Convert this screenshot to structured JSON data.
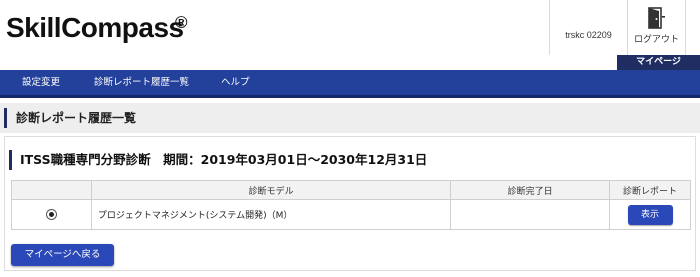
{
  "header": {
    "logo_text": "SkillCompass",
    "logo_mark": "®",
    "user_id": "trskc 02209",
    "logout_label": "ログアウト",
    "logout_icon": "door-exit-icon"
  },
  "mypage_tab": {
    "label": "マイページ"
  },
  "nav": {
    "items": [
      {
        "label": "設定変更"
      },
      {
        "label": "診断レポート履歴一覧"
      },
      {
        "label": "ヘルプ"
      }
    ]
  },
  "page": {
    "title": "診断レポート履歴一覧",
    "section_title": "ITSS職種専門分野診断　期間：2019年03月01日～2030年12月31日"
  },
  "table": {
    "headers": [
      "",
      "診断モデル",
      "診断完了日",
      "診断レポート"
    ],
    "rows": [
      {
        "selected": true,
        "model": "プロジェクトマネジメント(システム開発)（M）",
        "completed_date": "",
        "action_label": "表示"
      }
    ]
  },
  "back_button": {
    "label": "マイページへ戻る"
  },
  "colors": {
    "nav_bg": "#23409a",
    "nav_border": "#15286a",
    "mypage_bg": "#1f2d63",
    "button_bg": "#2a48b8",
    "title_band_bg": "#eeeeee",
    "table_header_bg": "#f2f2f2"
  }
}
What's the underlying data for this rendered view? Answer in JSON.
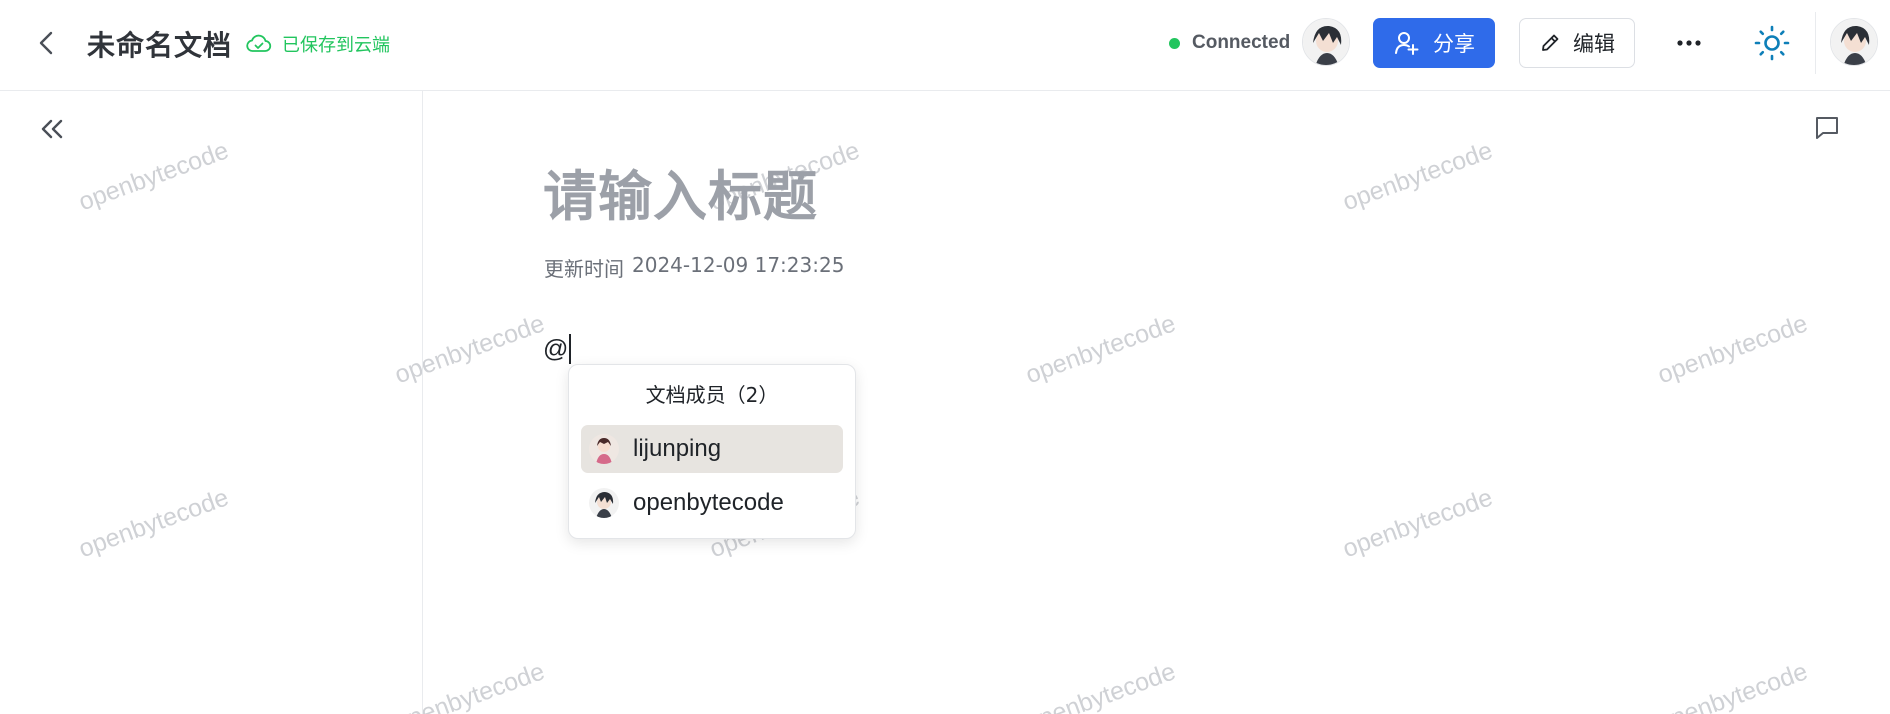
{
  "header": {
    "document_title": "未命名文档",
    "save_status": "已保存到云端",
    "connection_status": "Connected",
    "share_label": "分享",
    "edit_label": "编辑"
  },
  "document": {
    "title_placeholder": "请输入标题",
    "updated_label": "更新时间",
    "updated_time": "2024-12-09 17:23:25",
    "editor_text": "@"
  },
  "mention_popup": {
    "header": "文档成员（2）",
    "members": [
      {
        "name": "lijunping",
        "highlighted": true
      },
      {
        "name": "openbytecode",
        "highlighted": false
      }
    ]
  },
  "watermark_text": "openbytecode",
  "colors": {
    "accent": "#2f6bea",
    "connected_green": "#22c55e",
    "highlight": "#e7e4e0"
  }
}
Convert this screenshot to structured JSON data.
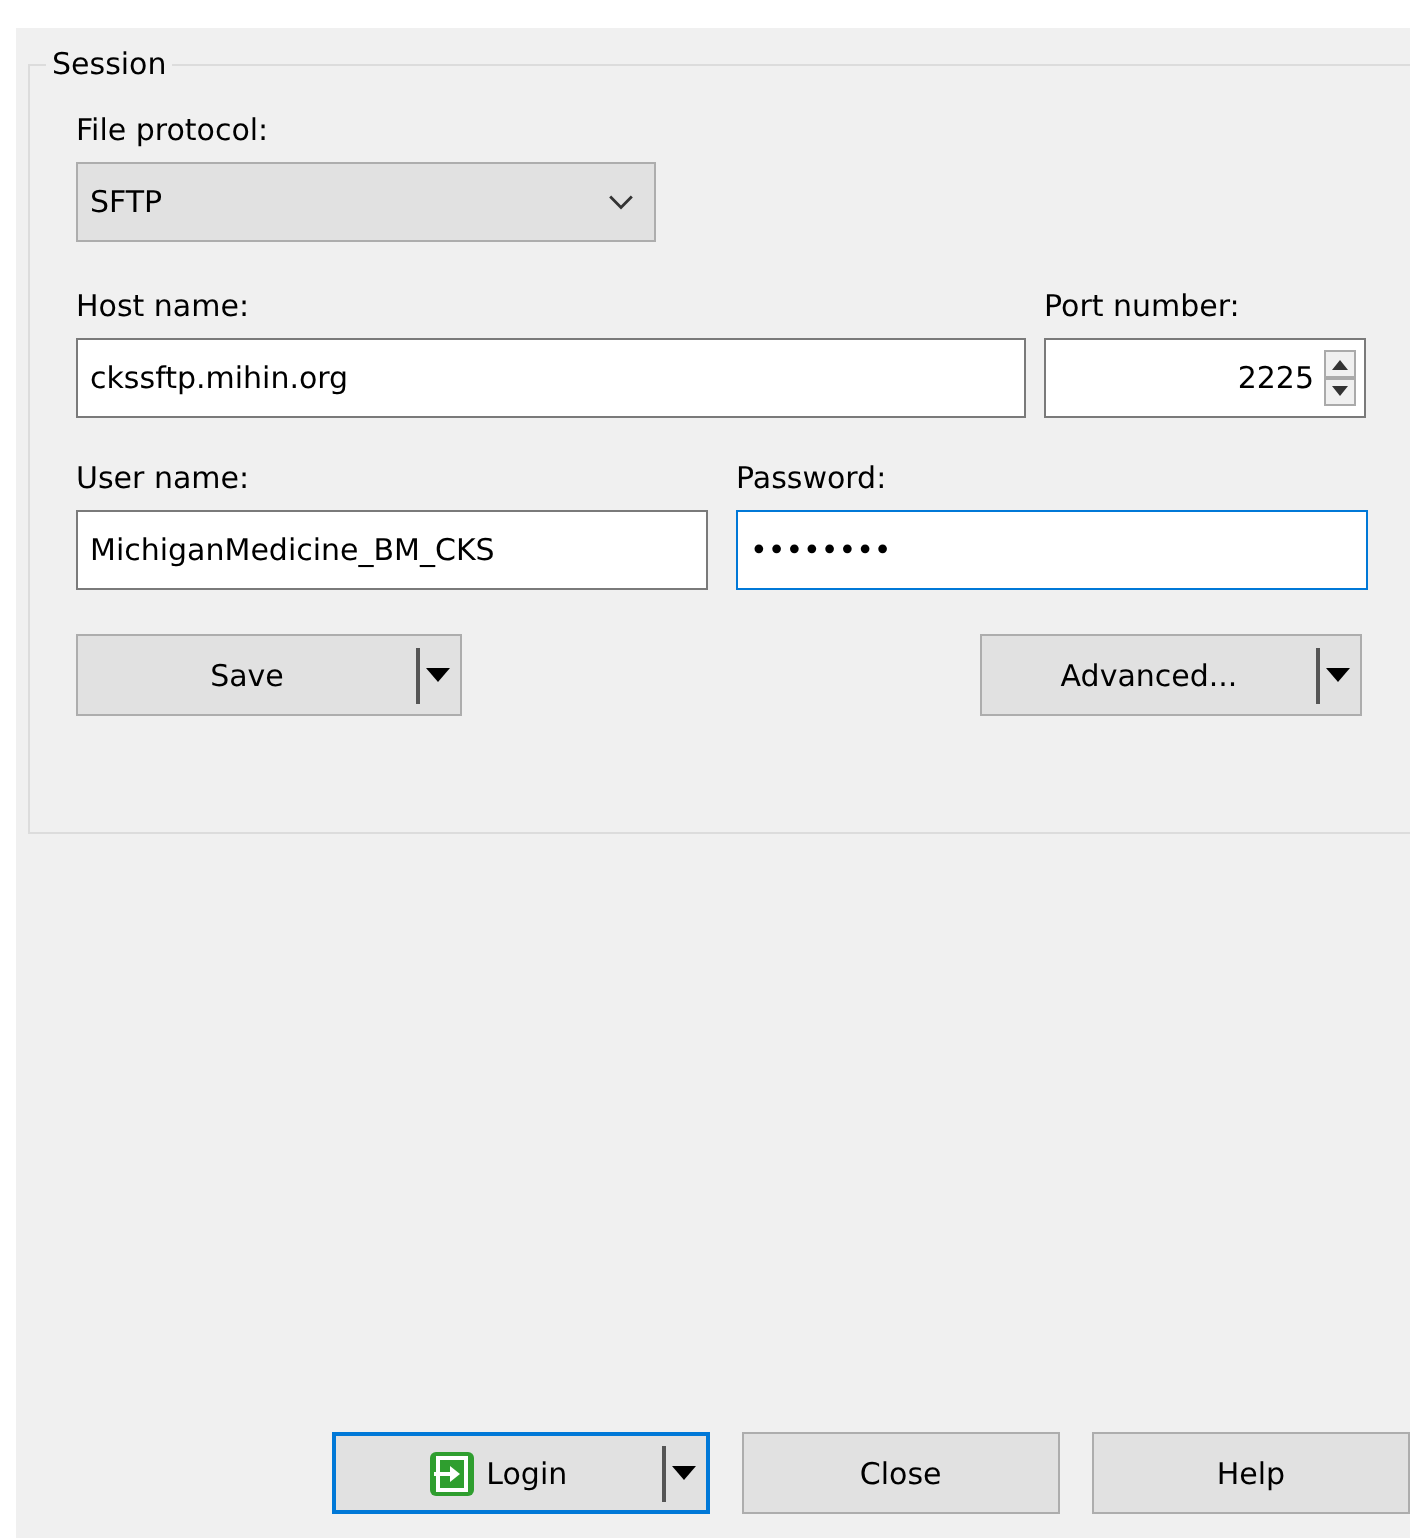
{
  "session": {
    "title": "Session",
    "file_protocol": {
      "label": "File protocol:",
      "value": "SFTP"
    },
    "host_name": {
      "label": "Host name:",
      "value": "ckssftp.mihin.org"
    },
    "port_number": {
      "label": "Port number:",
      "value": "2225"
    },
    "user_name": {
      "label": "User name:",
      "value": "MichiganMedicine_BM_CKS"
    },
    "password": {
      "label": "Password:",
      "value": "••••••••",
      "focused": true
    },
    "buttons": [
      {
        "label": "Save",
        "split": true
      },
      {
        "label": "Advanced...",
        "split": true
      }
    ]
  },
  "footer_buttons": [
    {
      "label": "Login",
      "kind": "login",
      "default": true,
      "split": true
    },
    {
      "label": "Close",
      "kind": "plain",
      "default": false,
      "split": false
    },
    {
      "label": "Help",
      "kind": "plain",
      "default": false,
      "split": false
    }
  ]
}
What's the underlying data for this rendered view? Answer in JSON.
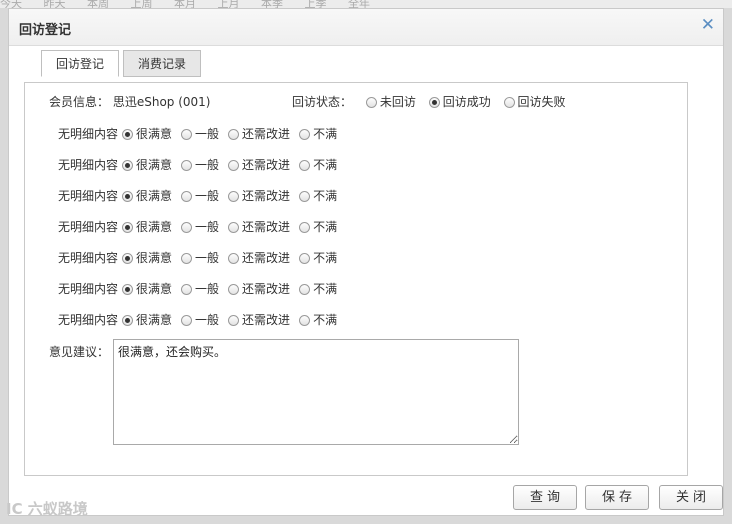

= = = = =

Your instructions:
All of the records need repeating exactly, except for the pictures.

Solution:
Convert this screenshot to structured JSON data.
{
  "header": {
    "logo_text": "SkillCompass",
    "logo_mark": "®",
    "user_id": "trskc 02209",
    "logout_label": "ログアウト",
    "logout_icon": "door-exit-icon"
  },
  "mypage_tab": {
    "label": "マイページ"
  },
  "nav": {
    "items": [
      {
        "label": "設定変更"
      },
      {
        "label": "診断レポート履歴一覧"
      },
      {
        "label": "ヘルプ"
      }
    ]
  },
  "page": {
    "title": "診断レポート履歴一覧",
    "section_title": "ITSS職種専門分野診断　期間：2019年03月01日～2030年12月31日"
  },
  "table": {
    "headers": [
      "",
      "診断モデル",
      "診断完了日",
      "診断レポート"
    ],
    "rows": [
      {
        "selected": true,
        "model": "プロジェクトマネジメント(システム開発)（M）",
        "completed_date": "",
        "action_label": "表示"
      }
    ]
  },
  "back_button": {
    "label": "マイページへ戻る"
  },
  "colors": {
    "nav_bg": "#23409a",
    "nav_border": "#15286a",
    "mypage_bg": "#1f2d63",
    "button_bg": "#2a48b8",
    "title_band_bg": "#eeeeee",
    "table_header_bg": "#f2f2f2"
  }
}
What's the underlying data for this rendered view? Answer in JSON.
{
  "header": {
    "document_title": "未命名文档",
    "save_status": "已保存到云端",
    "connection_status": "Connected",
    "share_label": "分享",
    "edit_label": "编辑"
  },
  "document": {
    "title_placeholder": "请输入标题",
    "updated_label": "更新时间",
    "updated_time": "2024-12-09 17:23:25",
    "editor_text": "@"
  },
  "mention_popup": {
    "header": "文档成员（2）",
    "members": [
      {
        "name": "lijunping",
        "highlighted": true
      },
      {
        "name": "openbytecode",
        "highlighted": false
      }
    ]
  },
  "watermark_text": "openbytecode",
  "colors": {
    "accent": "#2f6bea",
    "connected_green": "#22c55e",
    "highlight": "#e7e4e0"
  }
}
Convert this screenshot to structured JSON data.
{
  "session": {
    "title": "Session",
    "file_protocol": {
      "label": "File protocol:",
      "value": "SFTP"
    },
    "host_name": {
      "label": "Host name:",
      "value": "ckssftp.mihin.org"
    },
    "port_number": {
      "label": "Port number:",
      "value": "2225"
    },
    "user_name": {
      "label": "User name:",
      "value": "MichiganMedicine_BM_CKS"
    },
    "password": {
      "label": "Password:",
      "value": "••••••••",
      "focused": true
    },
    "buttons": [
      {
        "label": "Save",
        "split": true
      },
      {
        "label": "Advanced...",
        "split": true
      }
    ]
  },
  "footer_buttons": [
    {
      "label": "Login",
      "kind": "login",
      "default": true,
      "split": true
    },
    {
      "label": "Close",
      "kind": "plain",
      "default": false,
      "split": false
    },
    {
      "label": "Help",
      "kind": "plain",
      "default": false,
      "split": false
    }
  ]
}
What's the underlying data for this rendered view? Answer in JSON.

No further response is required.